Bruce Cain was the first Director of the Auckland Cancer Research Laboratory, now known as the Auckland Cancer Society Research Centre. He joined the NZSO in 1975 and served as president shortly afterwards. He remained a member of the Society until his sudden death in January 1981.
Bruce has not only been remembered by the Bruce Cain Memorial Lectures at the annual meetings of the NZSO but also by the Bruce Cain Memorial Award at the annual meeting of the American Association for Cancer Research from 1982 to 2006.
Tony Reeve met Bruce in the mid-1970s. He recalls: 'He was a legend, yeah. I met him on several occasions … I would have been about thirty and he seemed like an avuncular old gentleman, he really had that mana about him. He was right into interacting with the clinicians. I had another friend who's just – he was the head oncologist at the hospital [in Dunedin] and he's just retired – he was in the first intake of the medical school in Auckland. I remember going into Bruce Cain's office and there wasn't enough room and people just sat around on the floor, and he was one of them, just listening to this guy talk. And likewise, it was a two-way conversation because Bruce wanted to constantly get a clinical perspective to make sure that he was veering in the right direction. It's so important for basic scientists to actually have an idea of where their research is heading in terms of human needs'.
David Perez is the oncologist that Tony mentioned. He remembers Bruce's readiness to engage with clinicians to improve treatment for patients:
'He would come over to the hospital and he would be keen to talk to us, and you know, I was a very junior doctor, but he didn't care about that. He said, "are you treating cancer patients?" And said, "I'd like to talk to you", even though I was a young fella. And that was the great charm of Bruce Cain. He was very approachable, he was keen to talk to all sorts of people regardless of how senior they were … He was also the very keen guy to say, "tell me more about the side effects that patients suffer, because I hear about them, but I don't see them". And of course, that's a major part of cancer treatment – the side effects. And so, he was very keen to hear about that and that's a very important part of drug development: to maximise the anti-cancer component and minimise the side effects. And so, he was out there talking to all sorts of people to get that information that he needed'.
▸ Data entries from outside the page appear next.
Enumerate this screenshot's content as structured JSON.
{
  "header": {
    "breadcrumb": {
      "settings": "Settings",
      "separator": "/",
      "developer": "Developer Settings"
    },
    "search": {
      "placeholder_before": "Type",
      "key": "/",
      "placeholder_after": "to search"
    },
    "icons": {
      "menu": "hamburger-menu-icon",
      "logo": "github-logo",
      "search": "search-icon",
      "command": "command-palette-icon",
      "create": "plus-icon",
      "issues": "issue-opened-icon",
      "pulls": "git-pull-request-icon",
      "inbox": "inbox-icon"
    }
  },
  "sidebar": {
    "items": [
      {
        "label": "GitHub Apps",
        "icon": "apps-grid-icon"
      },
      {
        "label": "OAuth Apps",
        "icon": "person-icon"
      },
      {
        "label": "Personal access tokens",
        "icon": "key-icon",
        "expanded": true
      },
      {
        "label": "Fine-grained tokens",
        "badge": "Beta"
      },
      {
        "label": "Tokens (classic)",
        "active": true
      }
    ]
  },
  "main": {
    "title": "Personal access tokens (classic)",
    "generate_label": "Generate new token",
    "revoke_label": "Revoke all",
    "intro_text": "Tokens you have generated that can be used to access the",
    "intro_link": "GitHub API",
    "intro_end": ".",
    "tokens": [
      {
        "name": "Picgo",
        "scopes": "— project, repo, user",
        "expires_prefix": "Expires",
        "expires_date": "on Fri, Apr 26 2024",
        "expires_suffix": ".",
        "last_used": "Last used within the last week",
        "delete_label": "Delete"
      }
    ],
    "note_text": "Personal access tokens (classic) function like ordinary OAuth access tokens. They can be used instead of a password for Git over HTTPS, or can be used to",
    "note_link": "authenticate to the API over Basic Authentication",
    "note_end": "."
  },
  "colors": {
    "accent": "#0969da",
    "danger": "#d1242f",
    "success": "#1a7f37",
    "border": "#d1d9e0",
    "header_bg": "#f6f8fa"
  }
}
Bruce Baguley worked closely with Bruce Cain from 1968 until 1981. He remembers:'He believed that chemistry could solve problems. You know, so chemistry was a big enough field that it could produce cures for cancer and that's what he felt so it was just a matter of getting enough ideas to put that together. But he spent the evenings reading about cancer therapy and so on … Most chemists think just about chemistry. There are not many chemists that spend their evenings reading about clinical cancer therapy. There was a publication at that stage called Cancer Chemotherapy Abstracts where this organisation just took the abstracts from a number of medical and biological papers and basically published the abstracts together. So, rather than going to the original papers – which in many cases weren't available here anyway – we'd go to just the summaries of the papers to get an idea of what was going on. So, Bruce Cain would use that to get an idea of what was happening'.
Bill Wilson met Bruce Cain when he was completing his PhD at the University of Auckland. Bill's supervisor, Bruce Baguley, worked closely with Bruce Cain and often visited him in his laboratory, which was then located in the former army hospital at Cornwall Park. Bill remembers, 'Bruce had a very curious mind, he read widely. And in fact, both Bruces did, but Bruce Cain – unusually for a synthetic chemist – he read all the clinical literature in cancer research. He was interested in the big picture, and so the conversations were very free ranging, and I could still remember some of those conversations. And we would stand around a scale model of the DNA and try and work out how his drugs interacted with it and so they were great, very open-ended conversations'.
All photos are supplied by the Auckland Cancer Society Research Centre.